Nease: When I came in 2009 and now as I’m leaving, I’m saying the same message. I think this district has incredible untapped capacity and in order to reach those state-of-the-art untapped capacities, we have to be willing to change and do things differently. I’m not sure why we haven’t been able to market and sell that in a way that people understand it so that we could do many more state-of-the-art, creative new and different endeavors in this district. I in order to do that, we’ve got to be able to make some trades, make some compromises and really take a structural look at the district and make hard choices along the way. I leave sad. I leave sad for a number of reasons but most important is financial stress that I think we’re in right now, some by our hands, some not by our hands. I’m wishing and hoping and trying to do everything I can to set up [new superintendent Mike Leichliter] Mike in a way to succeed.

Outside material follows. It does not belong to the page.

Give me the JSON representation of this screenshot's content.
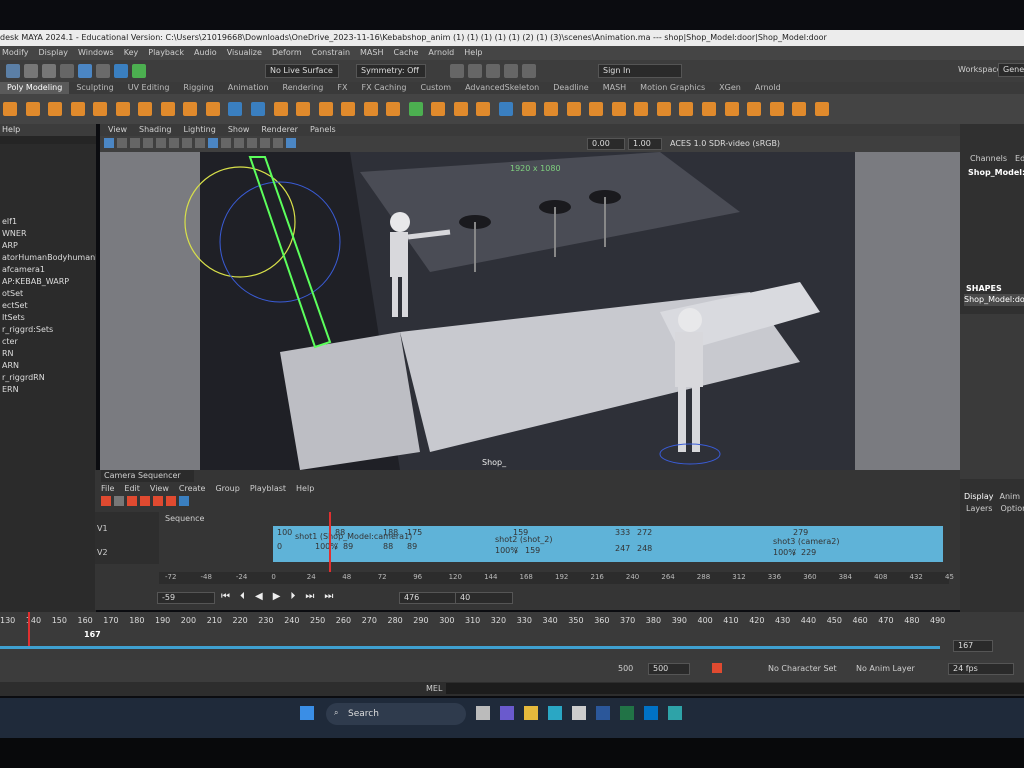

“Yes, I became a lightning rod. And when I look back on it, I can also say, from a leadership perspective, it’s not the only time a superintendent is a lightning rod in a community but as long as I had that role, I was that person that they could be mad at and it was a pass for not getting those problems solved and not taking advantage of the five years of tax incentives and building a long game around how we’d weather these financial pieces that are coming our way.
Hopefully, next leadership with new energy around the school board will be able to sit around and define what was the problem. It’s like a plant; if your plant is dying and you’re giving it more light or water or fertilizer but your plant has root rot, you’re not going to save your plant. So, if it is Act 46 and certain tenets of Act 46 are just never going to be palatable and workable for this district, then get out of it. Figure out a way to get out of it. It has never worked for us. It’s not gotten us financially where we want to get. We were not able to redesign or recreate the district in a way that offered more to kids and we always wanted to offer more to kids in terms of clubs, extracurricular. We wanted night classes. All those hopes and dreams were very much real. Things got twisted up along those lines and I think that it does stand out. It’s not just the superintendent. You could have the crappiest super in the world but the reality is that you don't lose 24 board members in three years. That’s about something else.
Next week The Valley Reporter will publish the second part of this exit interview with Nease where she reflects on the October 2016 crash that claimed the lives of five local students, the district response to COVID-19, how things might have been done differently after Act 46 consolidation and final thoughts.